_WHAT IS REQUIRED_
When responding, copy every record below exactly as it appears.

_DATASET EXTRACT_
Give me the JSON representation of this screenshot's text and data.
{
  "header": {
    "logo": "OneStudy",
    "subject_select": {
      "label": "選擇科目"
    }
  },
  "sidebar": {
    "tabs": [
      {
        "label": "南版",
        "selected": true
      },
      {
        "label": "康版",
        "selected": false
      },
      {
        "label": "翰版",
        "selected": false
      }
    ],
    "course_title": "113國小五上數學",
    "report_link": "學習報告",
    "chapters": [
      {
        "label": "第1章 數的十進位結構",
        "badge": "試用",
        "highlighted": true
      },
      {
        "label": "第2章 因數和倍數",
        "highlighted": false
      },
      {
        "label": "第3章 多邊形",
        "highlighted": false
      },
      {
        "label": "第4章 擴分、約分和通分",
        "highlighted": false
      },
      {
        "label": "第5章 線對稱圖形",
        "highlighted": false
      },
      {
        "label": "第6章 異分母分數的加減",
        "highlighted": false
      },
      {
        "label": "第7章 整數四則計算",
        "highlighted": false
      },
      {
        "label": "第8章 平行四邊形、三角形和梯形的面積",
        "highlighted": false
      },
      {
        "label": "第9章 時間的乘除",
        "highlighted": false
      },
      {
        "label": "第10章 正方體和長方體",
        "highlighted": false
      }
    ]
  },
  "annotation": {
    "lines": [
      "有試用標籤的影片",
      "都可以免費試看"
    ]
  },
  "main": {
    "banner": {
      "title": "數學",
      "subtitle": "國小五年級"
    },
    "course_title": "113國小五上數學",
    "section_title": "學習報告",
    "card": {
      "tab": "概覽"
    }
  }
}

_RESULT OF THE EXERCISE_
Give me the JSON representation of this screenshot's text and data.
{
  "header": {
    "logo": "OneStudy",
    "subject_select": {
      "label": "選擇科目"
    }
  },
  "sidebar": {
    "tabs": [
      {
        "label": "南版",
        "selected": true
      },
      {
        "label": "康版",
        "selected": false
      },
      {
        "label": "翰版",
        "selected": false
      }
    ],
    "course_title": "113國小五上數學",
    "report_link": "學習報告",
    "chapters": [
      {
        "label": "第1章 數的十進位結構",
        "badge": "試用",
        "highlighted": true
      },
      {
        "label": "第2章 因數和倍數",
        "highlighted": false
      },
      {
        "label": "第3章 多邊形",
        "highlighted": false
      },
      {
        "label": "第4章 擴分、約分和通分",
        "highlighted": false
      },
      {
        "label": "第5章 線對稱圖形",
        "highlighted": false
      },
      {
        "label": "第6章 異分母分數的加減",
        "highlighted": false
      },
      {
        "label": "第7章 整數四則計算",
        "highlighted": false
      },
      {
        "label": "第8章 平行四邊形、三角形和梯形的面積",
        "highlighted": false
      },
      {
        "label": "第9章 時間的乘除",
        "highlighted": false
      },
      {
        "label": "第10章 正方體和長方體",
        "highlighted": false
      }
    ]
  },
  "annotation": {
    "lines": [
      "有試用標籤的影片",
      "都可以免費試看"
    ]
  },
  "main": {
    "banner": {
      "title": "數學",
      "subtitle": "國小五年級"
    },
    "course_title": "113國小五上數學",
    "section_title": "學習報告",
    "card": {
      "tab": "概覽"
    }
  }
}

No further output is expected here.